The Cedar Point Classic is an outgrowth of the now-defunct Firecracker Men’s Softball Tournament which had been held as a charity event in Cedar Point for 24 years.
In 2012, the fate of the Firecracker Tournament seemed to be up in the air due to the rising costs and logistics of running the event, so a group of dedicated fans stepped up to put together a one day tournament, now known as the Cedar Point Classic, to benefit the Cedar Point Fire Department.
This year, the Cedar Point Classic will expand the softball tournament to a two day event, as well as adding a home run derby, live entertainment, food and beer tents starting at noon on Saturday and Sunday.
For tournament director Kevin LaFollette, continuing the tradition of the fund raising tournament was a no brainer “I personally have fond memories of being 6 years old and accompanying my uncle to this event (the Firecracker) for several years and being the “bat boy” for the team.
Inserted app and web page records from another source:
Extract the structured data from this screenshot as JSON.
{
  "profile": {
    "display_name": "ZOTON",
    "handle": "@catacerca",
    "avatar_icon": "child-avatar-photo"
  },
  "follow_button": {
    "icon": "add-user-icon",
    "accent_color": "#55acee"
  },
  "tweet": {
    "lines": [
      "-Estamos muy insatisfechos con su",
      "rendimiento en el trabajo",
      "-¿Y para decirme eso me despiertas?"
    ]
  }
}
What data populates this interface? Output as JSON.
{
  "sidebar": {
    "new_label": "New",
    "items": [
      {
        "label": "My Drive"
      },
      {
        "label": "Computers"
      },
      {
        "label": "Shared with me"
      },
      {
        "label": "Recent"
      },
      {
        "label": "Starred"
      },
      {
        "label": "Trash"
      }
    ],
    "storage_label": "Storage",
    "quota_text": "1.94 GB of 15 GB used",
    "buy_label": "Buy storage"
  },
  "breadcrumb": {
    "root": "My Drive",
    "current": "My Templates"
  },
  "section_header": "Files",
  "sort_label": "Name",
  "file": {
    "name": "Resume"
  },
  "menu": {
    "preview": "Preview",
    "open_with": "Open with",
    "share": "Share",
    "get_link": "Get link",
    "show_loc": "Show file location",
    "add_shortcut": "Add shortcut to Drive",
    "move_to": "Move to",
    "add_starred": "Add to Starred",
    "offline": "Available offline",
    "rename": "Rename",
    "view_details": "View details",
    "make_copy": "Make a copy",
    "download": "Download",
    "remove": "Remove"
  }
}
So naturally when I started to play men’s softball I did whatever I could to convince my team to enter.” said LaFollette.
When it came time to select a recipient for the funds raised, the fire department was a natural choice said LaFollette since the all-volunteer unit is one of very few independently (non tax payer-) funded fire departments in the area.
Cedar Point fire chief Kevin Gould couldn’t agree more.
“We’re totally self-supporting. All our funds come from fundraising by the department.” Gould said the fire department,in addition to soliciting funds from sponsors, held a hog roast annually, but attendance at the fundraisers had been down, reducing the amount of funds they were able to bring in. “Any town in the area will have beer gardens, we had to do something different to spark an interest.” said Gould.
The timing couldn’t be better to replenish the department’s coffers, according to Gould. “Funds are generally depleted by December.” The money raised from last year’s tournament went directly to the fire department’s general fund, but Gould said the fund was drained when they had to purchase a new truck last year.
“That big brush fire over by Utica (last year), all the area departments responded to that, but we tore up one of our trucks and had to buy a new one from California. All our funds went to that.”
Gould said funds raised this year will go to upgrading and adding new equipment. “Our equipment is old and outdated, there are some tools we don’t have and the cost of replacing and buying this stuff is astronomical.”
LaFollette said 2012’s last-minute one day event raised over $1,500 for the fire department, so he is hoping to at least double that with this year’s effort.
Gould is hoping for the sake of the department, for a large turn out as well. “Ten, fifteen years ago, we were going just to fires. Now, the fire department is involved in anything and everything.”
“We’re tripling our runs and our costs are going up. This is the only way we survive.”